Assigned task> Search the records for lines that contain the word "sind". Copy them all.

(Beginning of Data)

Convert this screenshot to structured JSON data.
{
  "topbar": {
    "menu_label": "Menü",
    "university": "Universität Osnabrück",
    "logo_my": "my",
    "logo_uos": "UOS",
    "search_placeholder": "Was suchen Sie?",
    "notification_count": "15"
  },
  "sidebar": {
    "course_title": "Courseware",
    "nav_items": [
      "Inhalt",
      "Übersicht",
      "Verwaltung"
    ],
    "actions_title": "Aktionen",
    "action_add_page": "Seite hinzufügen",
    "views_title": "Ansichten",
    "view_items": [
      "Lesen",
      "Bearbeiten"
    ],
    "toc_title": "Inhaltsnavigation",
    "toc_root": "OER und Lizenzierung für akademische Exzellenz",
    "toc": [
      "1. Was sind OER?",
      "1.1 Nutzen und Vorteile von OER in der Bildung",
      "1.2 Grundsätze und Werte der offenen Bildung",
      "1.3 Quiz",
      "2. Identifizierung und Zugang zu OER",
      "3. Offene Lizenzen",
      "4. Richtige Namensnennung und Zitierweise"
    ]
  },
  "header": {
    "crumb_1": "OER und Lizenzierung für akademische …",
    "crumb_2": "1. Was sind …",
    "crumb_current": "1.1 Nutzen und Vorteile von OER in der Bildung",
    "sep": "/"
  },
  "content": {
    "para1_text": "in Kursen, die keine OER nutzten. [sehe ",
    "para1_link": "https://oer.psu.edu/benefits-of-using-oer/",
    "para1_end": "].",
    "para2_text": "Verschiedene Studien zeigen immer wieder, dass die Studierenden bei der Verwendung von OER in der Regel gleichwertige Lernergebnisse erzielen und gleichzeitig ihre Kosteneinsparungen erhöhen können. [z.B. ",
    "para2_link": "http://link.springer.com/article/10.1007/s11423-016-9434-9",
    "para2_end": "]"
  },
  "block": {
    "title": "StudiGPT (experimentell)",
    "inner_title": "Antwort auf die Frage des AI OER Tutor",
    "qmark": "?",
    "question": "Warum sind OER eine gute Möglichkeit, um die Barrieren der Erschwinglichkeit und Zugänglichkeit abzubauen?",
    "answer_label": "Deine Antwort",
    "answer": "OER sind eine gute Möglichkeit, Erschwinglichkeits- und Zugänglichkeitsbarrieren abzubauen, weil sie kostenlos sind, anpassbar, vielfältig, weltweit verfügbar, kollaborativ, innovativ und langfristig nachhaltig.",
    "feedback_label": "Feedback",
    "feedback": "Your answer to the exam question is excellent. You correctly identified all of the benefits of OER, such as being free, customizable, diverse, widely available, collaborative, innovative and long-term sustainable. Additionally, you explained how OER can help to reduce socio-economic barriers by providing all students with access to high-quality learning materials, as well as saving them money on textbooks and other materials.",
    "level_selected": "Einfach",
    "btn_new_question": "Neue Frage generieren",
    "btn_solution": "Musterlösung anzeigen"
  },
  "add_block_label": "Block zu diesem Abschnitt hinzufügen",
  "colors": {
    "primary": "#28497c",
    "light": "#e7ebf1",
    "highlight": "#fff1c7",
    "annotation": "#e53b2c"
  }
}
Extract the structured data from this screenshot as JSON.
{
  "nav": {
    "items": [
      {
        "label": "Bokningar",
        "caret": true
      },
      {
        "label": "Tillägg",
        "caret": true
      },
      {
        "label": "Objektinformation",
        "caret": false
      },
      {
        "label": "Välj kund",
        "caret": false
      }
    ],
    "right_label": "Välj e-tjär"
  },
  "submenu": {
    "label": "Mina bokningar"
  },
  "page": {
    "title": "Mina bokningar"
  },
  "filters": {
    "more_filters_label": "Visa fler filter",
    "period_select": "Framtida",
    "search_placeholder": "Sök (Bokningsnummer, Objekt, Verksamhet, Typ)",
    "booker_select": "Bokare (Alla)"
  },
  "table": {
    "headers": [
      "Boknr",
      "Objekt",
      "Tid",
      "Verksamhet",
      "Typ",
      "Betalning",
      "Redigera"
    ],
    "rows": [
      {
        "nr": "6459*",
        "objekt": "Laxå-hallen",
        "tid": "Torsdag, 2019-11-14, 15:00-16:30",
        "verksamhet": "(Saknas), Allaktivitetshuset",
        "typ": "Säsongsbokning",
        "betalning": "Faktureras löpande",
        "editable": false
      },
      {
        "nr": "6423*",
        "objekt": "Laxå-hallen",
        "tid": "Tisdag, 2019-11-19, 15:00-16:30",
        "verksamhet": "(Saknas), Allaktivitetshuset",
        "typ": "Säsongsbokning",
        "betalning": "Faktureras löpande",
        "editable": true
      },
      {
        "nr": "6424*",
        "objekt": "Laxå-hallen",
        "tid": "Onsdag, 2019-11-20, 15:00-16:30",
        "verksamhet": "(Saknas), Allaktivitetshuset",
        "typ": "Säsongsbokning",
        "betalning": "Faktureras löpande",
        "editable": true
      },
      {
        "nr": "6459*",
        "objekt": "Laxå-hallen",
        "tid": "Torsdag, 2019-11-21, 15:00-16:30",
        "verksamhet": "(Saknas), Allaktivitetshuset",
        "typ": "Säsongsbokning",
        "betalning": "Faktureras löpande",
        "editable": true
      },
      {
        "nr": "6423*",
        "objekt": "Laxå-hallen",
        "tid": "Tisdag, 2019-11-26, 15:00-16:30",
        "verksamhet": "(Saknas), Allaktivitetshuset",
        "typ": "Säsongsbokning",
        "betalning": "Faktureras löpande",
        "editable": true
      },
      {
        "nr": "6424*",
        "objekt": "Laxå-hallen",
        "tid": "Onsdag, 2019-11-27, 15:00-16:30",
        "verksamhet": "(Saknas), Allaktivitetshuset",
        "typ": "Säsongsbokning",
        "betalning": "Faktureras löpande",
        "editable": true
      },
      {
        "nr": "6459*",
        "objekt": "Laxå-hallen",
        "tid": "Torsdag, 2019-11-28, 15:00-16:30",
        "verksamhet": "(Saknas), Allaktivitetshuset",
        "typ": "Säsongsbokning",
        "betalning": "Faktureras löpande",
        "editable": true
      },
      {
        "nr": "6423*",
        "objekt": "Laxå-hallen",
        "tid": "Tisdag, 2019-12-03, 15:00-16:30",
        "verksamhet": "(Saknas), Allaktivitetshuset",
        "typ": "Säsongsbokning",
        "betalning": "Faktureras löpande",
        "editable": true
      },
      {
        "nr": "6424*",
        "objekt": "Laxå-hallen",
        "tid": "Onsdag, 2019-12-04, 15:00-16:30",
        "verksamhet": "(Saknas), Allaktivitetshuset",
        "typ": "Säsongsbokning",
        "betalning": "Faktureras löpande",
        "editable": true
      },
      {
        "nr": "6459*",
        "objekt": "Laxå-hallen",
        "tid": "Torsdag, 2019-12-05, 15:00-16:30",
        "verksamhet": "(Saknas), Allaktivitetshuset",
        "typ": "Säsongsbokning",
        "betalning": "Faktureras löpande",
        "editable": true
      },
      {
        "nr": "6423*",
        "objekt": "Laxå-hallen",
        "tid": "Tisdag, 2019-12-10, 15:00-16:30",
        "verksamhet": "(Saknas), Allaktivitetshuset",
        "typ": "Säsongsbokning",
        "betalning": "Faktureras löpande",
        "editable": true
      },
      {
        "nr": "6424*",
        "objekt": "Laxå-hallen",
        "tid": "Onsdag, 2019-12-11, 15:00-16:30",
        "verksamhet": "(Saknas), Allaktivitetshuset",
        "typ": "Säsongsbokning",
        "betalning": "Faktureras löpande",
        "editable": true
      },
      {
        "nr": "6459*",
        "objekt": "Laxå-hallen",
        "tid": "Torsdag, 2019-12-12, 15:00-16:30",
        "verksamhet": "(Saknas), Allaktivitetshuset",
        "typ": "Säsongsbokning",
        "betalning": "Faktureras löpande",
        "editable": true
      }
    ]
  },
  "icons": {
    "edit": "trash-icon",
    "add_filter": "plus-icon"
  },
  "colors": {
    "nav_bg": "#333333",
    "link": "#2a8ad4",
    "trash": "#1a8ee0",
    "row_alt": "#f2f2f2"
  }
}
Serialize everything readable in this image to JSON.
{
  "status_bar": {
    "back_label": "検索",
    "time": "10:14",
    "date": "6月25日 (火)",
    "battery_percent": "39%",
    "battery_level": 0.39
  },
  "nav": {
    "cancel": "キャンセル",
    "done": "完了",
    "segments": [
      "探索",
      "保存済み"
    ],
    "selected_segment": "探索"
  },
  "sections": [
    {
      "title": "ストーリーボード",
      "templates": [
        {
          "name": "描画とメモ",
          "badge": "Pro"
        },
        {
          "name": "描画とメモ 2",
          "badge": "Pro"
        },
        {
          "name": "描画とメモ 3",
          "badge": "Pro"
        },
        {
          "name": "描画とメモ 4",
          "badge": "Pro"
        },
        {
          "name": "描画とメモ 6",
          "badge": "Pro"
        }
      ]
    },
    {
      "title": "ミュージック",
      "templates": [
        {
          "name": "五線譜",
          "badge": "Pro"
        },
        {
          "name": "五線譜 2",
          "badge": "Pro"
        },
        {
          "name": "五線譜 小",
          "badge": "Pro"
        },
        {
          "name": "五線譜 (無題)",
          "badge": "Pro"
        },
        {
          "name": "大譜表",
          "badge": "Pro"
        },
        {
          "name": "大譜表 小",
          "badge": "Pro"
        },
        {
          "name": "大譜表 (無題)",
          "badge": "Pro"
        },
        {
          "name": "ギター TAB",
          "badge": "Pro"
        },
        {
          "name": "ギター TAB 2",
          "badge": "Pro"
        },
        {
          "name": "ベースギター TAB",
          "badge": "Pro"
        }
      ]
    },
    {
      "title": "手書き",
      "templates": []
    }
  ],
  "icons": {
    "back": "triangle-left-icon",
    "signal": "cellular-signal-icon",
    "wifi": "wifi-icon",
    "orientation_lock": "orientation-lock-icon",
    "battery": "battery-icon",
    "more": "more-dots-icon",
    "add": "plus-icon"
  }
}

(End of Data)

Answer to the problem>
      "1. Was sind OER?",
    "crumb_2": "1. Was sind …",
    "question": "Warum sind OER eine gute Möglichkeit, um die Barrieren der Erschwinglichkeit und Zugänglichkeit abzubauen?",
    "answer": "OER sind eine gute Möglichkeit, Erschwinglichkeits- und Zugänglichkeitsbarrieren abzubauen, weil sie kostenlos sind, anpassbar, vielfältig, weltweit verfügbar, kollaborativ, innovativ und langfristig nachhaltig.",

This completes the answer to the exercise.